Both the high-density and high-volume roads offer problems of access to the shopping center. On the high-density, fairly slow-moving road, it will be difficult for drivers to maneuver into position to turn off. On high speed roads, ample warning must be given the driver that he is approaching an exit, and the exits into the center must be designed with safety features that take the higher speeds into account.
Few shopping centers will be served by high-speed, limited-access roads. Shopping centers being constructed in developing areas will be served by an existing road network which may not be adequate to handle the traffic that will arise when the shopping center is completed and the area is built-up.
The points of access from the roads to the shopping center should be adequate to accommodate traffic at the busiest hours of the center.
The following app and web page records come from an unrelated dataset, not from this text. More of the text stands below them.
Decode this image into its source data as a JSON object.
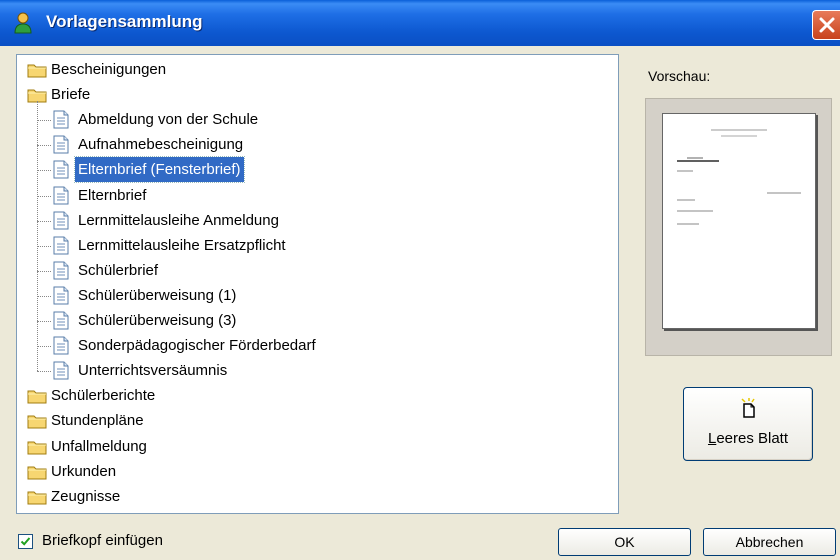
{
  "window": {
    "title": "Vorlagensammlung"
  },
  "tree": {
    "folders_top": [
      {
        "label": "Bescheinigungen"
      },
      {
        "label": "Briefe"
      }
    ],
    "briefe_children": [
      {
        "label": "Abmeldung von der Schule"
      },
      {
        "label": "Aufnahmebescheinigung"
      },
      {
        "label": "Elternbrief (Fensterbrief)",
        "selected": true
      },
      {
        "label": "Elternbrief"
      },
      {
        "label": "Lernmittelausleihe Anmeldung"
      },
      {
        "label": "Lernmittelausleihe Ersatzpflicht"
      },
      {
        "label": "Schülerbrief"
      },
      {
        "label": "Schülerüberweisung (1)"
      },
      {
        "label": "Schülerüberweisung (3)"
      },
      {
        "label": "Sonderpädagogischer Förderbedarf"
      },
      {
        "label": "Unterrichtsversäumnis"
      }
    ],
    "folders_bottom": [
      {
        "label": "Schülerberichte"
      },
      {
        "label": "Stundenpläne"
      },
      {
        "label": "Unfallmeldung"
      },
      {
        "label": "Urkunden"
      },
      {
        "label": "Zeugnisse"
      }
    ]
  },
  "preview": {
    "label": "Vorschau:"
  },
  "leeres_blatt": {
    "label": "Leeres Blatt"
  },
  "footer": {
    "checkbox_label": "Briefkopf einfügen",
    "checkbox_checked": true,
    "ok_label": "OK",
    "cancel_label": "Abbrechen"
  },
  "colors": {
    "titlebar": "#0a58d0",
    "selection": "#316ac5"
  }
}
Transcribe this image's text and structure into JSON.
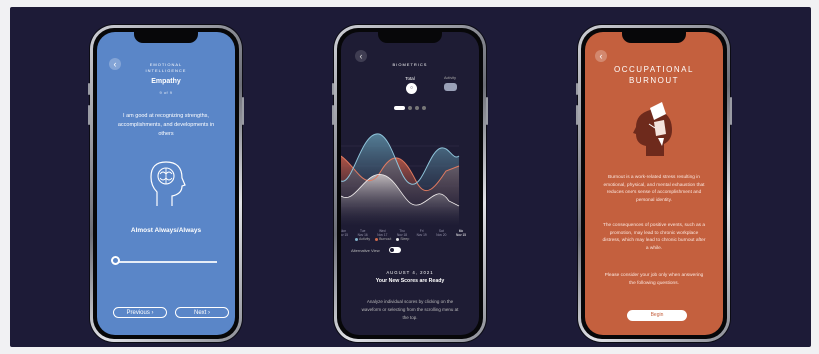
{
  "colors": {
    "stage": "#1d1b37",
    "emotional_bg": "#5a86c8",
    "biometrics_bg": "#1e1c34",
    "burnout_bg": "#c4603e"
  },
  "phone1": {
    "back_icon": "chevron-left-icon",
    "section_title_line1": "EMOTIONAL",
    "section_title_line2": "INTELLIGENCE",
    "heading": "Empathy",
    "progress_text": "9 of 9",
    "statement": "I am good at recognizing strengths, accomplishments, and developments in others",
    "illustration": "head-brain-icon",
    "answer": "Almost Always/Always",
    "slider_value": 0,
    "previous_label": "Previous",
    "next_label": "Next"
  },
  "phone2": {
    "back_icon": "chevron-left-icon",
    "title": "BIOMETRICS",
    "total_label": "Total",
    "activity_label": "Activity",
    "page_indicator": {
      "pages": 4,
      "active": 1
    },
    "x_axis_labels": [
      {
        "top": "Mon",
        "bottom": "Nov 15"
      },
      {
        "top": "Tue",
        "bottom": "Nov 16"
      },
      {
        "top": "Wed",
        "bottom": "Nov 17"
      },
      {
        "top": "Thu",
        "bottom": "Nov 18"
      },
      {
        "top": "Fri",
        "bottom": "Nov 19"
      },
      {
        "top": "Sat",
        "bottom": "Nov 20"
      },
      {
        "top": "Mo",
        "bottom": "Nov 15"
      }
    ],
    "legend": [
      {
        "label": "Activity",
        "color": "#7fb0c8"
      },
      {
        "label": "Burnout",
        "color": "#d06a4c"
      },
      {
        "label": "Sleep",
        "color": "#e5e5e5"
      }
    ],
    "alt_view_label": "Alternative View",
    "date": "AUGUST 4, 2021",
    "scores_heading": "Your New Scores are Ready",
    "instructions": "Analyze individual scores by clicking on the waveform or selecting from the scrolling menu at the top."
  },
  "phone3": {
    "back_icon": "chevron-left-icon",
    "title_line1": "OCCUPATIONAL",
    "title_line2": "BURNOUT",
    "illustration": "burnout-head-icon",
    "paragraph1": "Burnout is a work-related stress resulting in emotional, physical, and mental exhaustion that reduces one's sense of accomplishment and personal identity.",
    "paragraph2": "The consequences of positive events, such as a promotion, may lead to chronic workplace distress, which may lead to chronic burnout after a while.",
    "paragraph3": "Please consider your job only when answering the following questions.",
    "begin_label": "Begin"
  }
}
Victor Gruen, architect and designer of shopping centers (in “Traffic Impact of the Regional Shopping Center,” see biblio) estimates that an exit or entrance with continuous flow can handle up to 750 cars per hour. The peak load of a shopping center can be estimated on the basis of the annual gross income of the center. The problem is three-fold: first, to determine the largest single-day gross business; second, (on the basis of the average purchase per car) to determine how many cars will be in and out of the center on that day; and third, to estimate the number of cars that will enter and leave the center during the busiest hours of that day.
Parking the Car
Parking is the prime convenience advantage of the shopping center over the central business district. In spite of the repetitive statement of this fact, the shopper may not always find the parking space he wants. The shopper wants a space he can find easily, with a minimum of difficulty in moving around the parking area, and one that is located near the store or store group in which he is going to shop. The fault is sometimes with the developers who have underestimated the need for parking space or found the land too valuable to be devoted to parking. Sometimes there are too few parking spaces simply because there are too many people with cars looking for them.
Parking in the shopping center is seen by the shopper as a series of steps:
- Maneuvering the car around the lot until he finds a space;
- Getting the car into the space;
- Walking from the space to the stores.